When we asked on social media who is the best QB ever from Texas, Drew Brees was mentioned by far the most. Brees is the NFL’s all-time leader in passing yards with 79,034 at the time of this article, nearly 3,000 yards ahead of Tom Brady. He will be the first QB to surpass 80,000 yards. He is currently #2 in passing touchdowns, 1 behind Tom Brady with 558. He is third all-time in passer rating, behind Aaron Rodgers and Russell Wilson. He is the all-time leader in both pass attempts and completions. Brees has one Super Bowl win and Super Bowl MVP (Super Bowl XLIV). He has made 13 Pro Bowls and was 1 First-Team All-Pro. He has led the league in passing yards 7 times and passing touchdowns 4 times.
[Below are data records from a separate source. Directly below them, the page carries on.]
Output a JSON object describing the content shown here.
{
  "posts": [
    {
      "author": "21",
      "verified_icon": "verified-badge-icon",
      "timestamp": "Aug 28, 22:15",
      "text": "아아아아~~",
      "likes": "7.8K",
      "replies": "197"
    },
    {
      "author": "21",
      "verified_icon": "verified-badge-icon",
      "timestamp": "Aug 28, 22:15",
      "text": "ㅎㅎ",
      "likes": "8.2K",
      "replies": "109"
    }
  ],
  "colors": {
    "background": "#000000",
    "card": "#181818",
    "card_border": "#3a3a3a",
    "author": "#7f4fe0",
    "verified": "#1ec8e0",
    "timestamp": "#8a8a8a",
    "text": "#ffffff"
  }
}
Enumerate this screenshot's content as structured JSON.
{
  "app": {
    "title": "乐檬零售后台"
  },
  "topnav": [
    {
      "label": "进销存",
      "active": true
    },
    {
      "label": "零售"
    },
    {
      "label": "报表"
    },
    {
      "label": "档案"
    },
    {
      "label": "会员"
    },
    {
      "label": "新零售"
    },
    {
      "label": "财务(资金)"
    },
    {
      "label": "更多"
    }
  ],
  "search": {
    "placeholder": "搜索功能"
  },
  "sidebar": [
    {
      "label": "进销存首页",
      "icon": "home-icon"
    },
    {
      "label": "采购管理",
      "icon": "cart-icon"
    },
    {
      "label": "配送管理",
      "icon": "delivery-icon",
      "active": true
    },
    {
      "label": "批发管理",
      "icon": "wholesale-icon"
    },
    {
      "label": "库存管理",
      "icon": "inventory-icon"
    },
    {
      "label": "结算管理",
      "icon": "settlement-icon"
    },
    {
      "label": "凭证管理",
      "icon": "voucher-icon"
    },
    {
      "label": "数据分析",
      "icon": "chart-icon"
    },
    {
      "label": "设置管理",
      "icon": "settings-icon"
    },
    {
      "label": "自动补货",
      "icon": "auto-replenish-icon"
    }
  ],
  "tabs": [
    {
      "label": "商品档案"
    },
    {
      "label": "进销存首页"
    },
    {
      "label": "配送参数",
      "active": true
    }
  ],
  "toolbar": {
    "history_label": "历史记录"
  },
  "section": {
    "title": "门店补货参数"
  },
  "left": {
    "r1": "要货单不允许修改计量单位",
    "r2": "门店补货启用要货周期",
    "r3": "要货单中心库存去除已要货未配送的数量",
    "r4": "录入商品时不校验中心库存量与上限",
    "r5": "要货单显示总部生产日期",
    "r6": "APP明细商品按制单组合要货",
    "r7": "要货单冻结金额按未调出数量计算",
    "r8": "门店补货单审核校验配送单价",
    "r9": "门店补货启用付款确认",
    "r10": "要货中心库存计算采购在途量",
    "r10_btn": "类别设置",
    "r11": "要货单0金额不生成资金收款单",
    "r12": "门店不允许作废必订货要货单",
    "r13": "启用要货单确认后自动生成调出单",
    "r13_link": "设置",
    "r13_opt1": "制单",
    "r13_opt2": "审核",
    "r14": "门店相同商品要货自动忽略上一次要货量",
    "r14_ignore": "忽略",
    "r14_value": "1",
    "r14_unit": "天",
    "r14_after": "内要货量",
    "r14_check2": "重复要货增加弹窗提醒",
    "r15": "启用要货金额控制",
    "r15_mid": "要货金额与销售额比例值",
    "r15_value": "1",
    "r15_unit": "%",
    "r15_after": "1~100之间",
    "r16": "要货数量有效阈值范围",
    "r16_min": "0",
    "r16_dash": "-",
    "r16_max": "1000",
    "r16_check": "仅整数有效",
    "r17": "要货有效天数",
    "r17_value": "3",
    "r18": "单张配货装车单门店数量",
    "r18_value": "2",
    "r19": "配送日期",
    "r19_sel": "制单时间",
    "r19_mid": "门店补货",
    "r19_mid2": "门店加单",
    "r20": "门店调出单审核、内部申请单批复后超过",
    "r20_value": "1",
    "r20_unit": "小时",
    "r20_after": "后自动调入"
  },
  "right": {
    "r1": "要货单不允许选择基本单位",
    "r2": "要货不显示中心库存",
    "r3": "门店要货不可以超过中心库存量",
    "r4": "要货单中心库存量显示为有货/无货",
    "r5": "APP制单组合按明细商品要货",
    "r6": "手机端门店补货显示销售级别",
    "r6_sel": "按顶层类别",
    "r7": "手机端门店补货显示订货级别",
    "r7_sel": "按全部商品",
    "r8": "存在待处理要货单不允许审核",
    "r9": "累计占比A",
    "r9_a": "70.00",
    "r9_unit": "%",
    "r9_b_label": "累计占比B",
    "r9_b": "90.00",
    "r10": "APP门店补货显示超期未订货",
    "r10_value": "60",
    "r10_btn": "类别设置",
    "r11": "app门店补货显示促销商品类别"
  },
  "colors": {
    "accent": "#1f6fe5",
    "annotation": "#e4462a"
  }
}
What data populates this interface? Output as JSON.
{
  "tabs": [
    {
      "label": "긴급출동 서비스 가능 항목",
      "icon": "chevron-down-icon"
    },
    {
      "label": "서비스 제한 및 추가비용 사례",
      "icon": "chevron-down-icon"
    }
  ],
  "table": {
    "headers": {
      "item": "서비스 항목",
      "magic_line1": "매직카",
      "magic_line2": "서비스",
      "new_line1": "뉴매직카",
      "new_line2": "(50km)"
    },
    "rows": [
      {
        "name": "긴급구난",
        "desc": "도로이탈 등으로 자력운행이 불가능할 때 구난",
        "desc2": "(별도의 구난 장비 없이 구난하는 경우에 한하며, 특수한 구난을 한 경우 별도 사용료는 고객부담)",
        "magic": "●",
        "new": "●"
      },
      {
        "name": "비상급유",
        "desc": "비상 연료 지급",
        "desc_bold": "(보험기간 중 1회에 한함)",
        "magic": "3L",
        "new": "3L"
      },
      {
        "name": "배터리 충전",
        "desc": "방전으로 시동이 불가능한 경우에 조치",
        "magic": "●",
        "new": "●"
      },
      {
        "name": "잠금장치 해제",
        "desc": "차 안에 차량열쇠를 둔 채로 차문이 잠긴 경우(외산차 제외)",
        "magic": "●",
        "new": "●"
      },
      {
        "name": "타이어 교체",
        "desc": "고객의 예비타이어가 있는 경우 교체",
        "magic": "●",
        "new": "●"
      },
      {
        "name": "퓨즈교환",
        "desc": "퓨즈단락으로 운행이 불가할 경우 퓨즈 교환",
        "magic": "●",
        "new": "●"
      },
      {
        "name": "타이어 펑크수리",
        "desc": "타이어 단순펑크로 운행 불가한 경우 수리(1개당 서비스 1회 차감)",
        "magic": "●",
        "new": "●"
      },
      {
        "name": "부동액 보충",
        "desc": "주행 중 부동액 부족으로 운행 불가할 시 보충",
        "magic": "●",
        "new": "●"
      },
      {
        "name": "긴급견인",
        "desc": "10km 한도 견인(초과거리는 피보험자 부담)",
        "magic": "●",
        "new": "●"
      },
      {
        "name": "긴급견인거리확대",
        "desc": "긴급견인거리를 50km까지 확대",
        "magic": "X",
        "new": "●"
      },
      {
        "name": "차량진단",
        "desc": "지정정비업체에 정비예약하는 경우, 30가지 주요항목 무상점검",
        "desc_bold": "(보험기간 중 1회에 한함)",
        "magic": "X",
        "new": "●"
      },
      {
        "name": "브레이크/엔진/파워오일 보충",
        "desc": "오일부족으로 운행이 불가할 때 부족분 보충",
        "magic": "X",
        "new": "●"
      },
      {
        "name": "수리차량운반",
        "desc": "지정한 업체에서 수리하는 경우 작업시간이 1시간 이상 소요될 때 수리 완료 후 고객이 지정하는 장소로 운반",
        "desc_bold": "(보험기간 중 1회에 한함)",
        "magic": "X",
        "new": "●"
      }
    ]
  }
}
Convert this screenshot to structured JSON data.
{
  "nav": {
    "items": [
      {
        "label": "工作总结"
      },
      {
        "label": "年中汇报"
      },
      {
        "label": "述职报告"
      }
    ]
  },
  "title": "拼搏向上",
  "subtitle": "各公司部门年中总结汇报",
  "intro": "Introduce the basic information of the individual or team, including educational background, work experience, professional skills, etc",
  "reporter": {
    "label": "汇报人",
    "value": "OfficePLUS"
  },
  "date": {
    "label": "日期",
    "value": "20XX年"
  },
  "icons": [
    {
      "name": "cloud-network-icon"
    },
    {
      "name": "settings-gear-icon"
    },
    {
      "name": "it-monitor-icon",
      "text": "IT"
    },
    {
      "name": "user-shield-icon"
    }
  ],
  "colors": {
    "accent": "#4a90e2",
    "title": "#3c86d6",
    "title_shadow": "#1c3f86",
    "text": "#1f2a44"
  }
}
He has 4 of the top 10 all-time most passing yards seasons.
Patrick Mahomes: White House High School / Whitehouse, Texas
It is too early to consider Patrick Mahomes the best quarterback ever from Texas because his career has not been long enough, but he’ll be a contender in a few more years and does have some accolades that others on this list do not have. Mahomes has one Super Bowl win and one Super Bowl MVP (Super Bowl LIV). He was the 2018 NFL MVP (Drew Brees has never won an MVP). He has matched Drew Brees in First-Team All-Pro selections with one. In 2018, he threw 50 touchdown passes. He is a 2-time Pro-Bowler and one time NFL Passing leader.
Retired Hall of Fame Quarterbacks
Bobby Layne: Highland Park High School / Dallas, Texas
The former Texas Longhorn, Bobby Layne played in the NFL for 14 years. He played one year with the Chicago Bears in 1948 then the New York Bulldogs in 1949. He then most notably played for the Detroit Lions from 1950-58 in which he won 3 NFL Championships. He finished his career playing 4 years with the Pittsburgh Stealers. He was First-Team All-Pro 3 times and made 6 Pro Bowls. He was also a kicker, leading the league in field goal accuracy in 1956 and 1957.
Sammy Baugh: Sweetwater High School / Sweetwater, Texas
Baugh was perhaps the first great passing QB in pro football. He was the Washington Redskins quarterback from 1937-52. He also played defensive back and was a punter. As a Punter, he has the all-time single-season yards per punt average at 51.4 yards, perhaps the longest standing NFL record. He led the league in punting yards 5 times, and on defense, he led the NFL in interceptions with 11 in 1943. As a QB, he has the all-time record for most passer rating titles with 6. He was first-team All-Pro 6 times and won 2 NFL Championships. Also worth noting, in college, at TCU, Baugh was the start of the Football, Basketball and Baseball team. He got his nickname, “Slingin’ Sammy,” while playing baseball, not football.
Y.A. Tittle: Marshall High School / Marshall, Texas
Yelberton Abraham Tittle Jr., known as “Y.A.” held every passing record in the books when he retired in 1964. He was a 7-time Pro-Bowler, 4-time all-pro first-team, one-time AP Player of the Year, and one-tine NFL Player of the year (the last two are an equivalent of him being a 2-time NFL MVP). He is tied for the record for most passing touchdowns in one game with 7. He led the NY Giants to three straight NFL Championships games but was never able to win one. He led several of the most prolific offensive teams in NFL history. Little known fact, he coined the phrase, “alley-oop,” a play in which the QB throws the ball to a player who jumps up in the air to catch it. The phrase later became more popular in basketball.
by KP Kelly, Kevin Kelly, K.P. Kelly